The embrace of a wife can be one of the most sacred places on earth. It’s a place of refuge where a husband can rest from the toil of everyday life. It’s a place where he is welcome and wanted. He is strengthened by her gentle embrace and restored by her kindness. Her grace is the light that breaks through the darkness, streaming into his soul.
I want to be that woman. That friend. But I know that unless I’m willing to let go of anger, resentment, and hurt, I won’t be that place of refuge. Even the slightest bit of resentment can seep into my thoughts and cause damage if I’m not walking in compassion and grace.
I’m reminded of the night night that I noticed a little water on the kitchen floor by the sink, which is par for the course considering that most days Nathaniel spills far more than he drinks. I grabbed a tea towel and wiped up the spot. No problem. But when I went into the kitchen an hour later and noticed a bulging box of dishwasher detergent under the sink and another puddle of water beneath my feet, I knew we had a leak somewhere that had to be fixed. It wasn’t too serious, but enough of a drip that I stood on towels to wash dishes and had to change my socks.
The sound of Michael tinkering in the kitchen after dinner was music to my ears. I wondered whether he might be too tired or too busy to get to it that evening, but since we both know that water can cause permanent damage if it’s left to soak, he wanted to repair it right away.
See where I’m going with this?

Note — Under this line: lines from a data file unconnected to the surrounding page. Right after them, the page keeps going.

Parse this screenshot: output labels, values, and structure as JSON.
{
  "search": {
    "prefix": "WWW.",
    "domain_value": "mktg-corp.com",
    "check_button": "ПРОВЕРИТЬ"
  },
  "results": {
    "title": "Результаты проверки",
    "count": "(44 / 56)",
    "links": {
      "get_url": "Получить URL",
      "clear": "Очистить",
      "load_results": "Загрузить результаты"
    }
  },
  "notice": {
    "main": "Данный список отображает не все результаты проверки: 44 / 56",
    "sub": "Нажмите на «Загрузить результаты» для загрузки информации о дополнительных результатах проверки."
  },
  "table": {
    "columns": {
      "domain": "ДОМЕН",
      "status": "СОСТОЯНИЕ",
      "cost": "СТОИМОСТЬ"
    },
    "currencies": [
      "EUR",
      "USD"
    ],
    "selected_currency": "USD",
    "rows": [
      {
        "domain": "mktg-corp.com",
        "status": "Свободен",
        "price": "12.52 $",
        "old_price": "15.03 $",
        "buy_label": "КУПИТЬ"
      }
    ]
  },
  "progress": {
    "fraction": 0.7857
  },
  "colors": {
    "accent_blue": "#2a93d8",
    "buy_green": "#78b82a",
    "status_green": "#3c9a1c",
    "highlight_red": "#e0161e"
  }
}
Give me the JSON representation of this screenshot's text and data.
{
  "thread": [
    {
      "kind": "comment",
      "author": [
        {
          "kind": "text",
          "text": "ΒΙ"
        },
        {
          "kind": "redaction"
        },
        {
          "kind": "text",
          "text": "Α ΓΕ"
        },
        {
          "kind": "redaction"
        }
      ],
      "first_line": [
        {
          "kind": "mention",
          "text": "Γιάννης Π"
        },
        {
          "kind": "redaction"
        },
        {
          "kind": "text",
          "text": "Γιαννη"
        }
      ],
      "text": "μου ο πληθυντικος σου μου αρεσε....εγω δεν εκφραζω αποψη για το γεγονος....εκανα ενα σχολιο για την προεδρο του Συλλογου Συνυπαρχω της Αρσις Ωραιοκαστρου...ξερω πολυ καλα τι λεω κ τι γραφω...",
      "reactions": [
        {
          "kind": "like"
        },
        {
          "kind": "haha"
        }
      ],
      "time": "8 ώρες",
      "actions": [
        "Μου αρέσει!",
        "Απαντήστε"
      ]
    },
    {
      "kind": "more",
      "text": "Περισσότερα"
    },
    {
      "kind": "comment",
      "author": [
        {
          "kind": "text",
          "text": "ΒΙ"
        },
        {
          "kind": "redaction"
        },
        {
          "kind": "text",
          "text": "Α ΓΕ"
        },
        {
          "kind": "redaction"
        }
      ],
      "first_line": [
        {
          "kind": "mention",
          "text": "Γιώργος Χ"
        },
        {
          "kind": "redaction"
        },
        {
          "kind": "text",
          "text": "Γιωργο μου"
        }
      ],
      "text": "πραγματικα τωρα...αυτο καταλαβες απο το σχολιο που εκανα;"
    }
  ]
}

The Scriptures remind us of yet another damaging drip—a contentious woman: “A continual dripping in a very rainy day / And a contentious woman are alike” (Prov. 27:15 NKJV).
Contention appears in numerous ways, including opposing, nagging, arguing, challenging, belittling, and competing. And why do we do it? Because somehow we think that by nagging them we’re encouraging our husbands to be better people. The truth is that many husbands—and many wives for that matter—have fragile egos that should be handled with care and respect.
In the same way that a leaky faucet can cause permanent damage, our words left unchecked can damage our relationships and cause resentment to grow. I can’t imagine what the state of my kitchen would be if we let that faucet leak for ten years, but in some marriages that’s what’s happening. Sometimes the damage appears insurmountable. Giving up, the couple walk away. And we wonder why we’re not friends anymore?
Friends encourage you. Friends cheer you on. Friends are there to support you. Friends listen to you. Friends have your back. Friends are truthful yet compassionate. Friends make you laugh. Proverbs said it this way: “A man that hath friends must shew himself friendly” (18:24).
“But,” you might say, “I’m the only one who is putting any effort into this marriage. What about him?”
Certainly it takes the work of two people to form a strong marriage bond, but my advice to you is to concentrate on your share of the work and leave him to do his. And if you are praying for your marriage, you’re definitely not the only one working on this. God is at work, too.
This is an excerpt from my soon-to-be released book: Messy Beautiful Love: Hope and Redemption for Real-Life Marriages.
Pre-order your copy today.
You are loved by an almighty God,
The Time-Warp Wife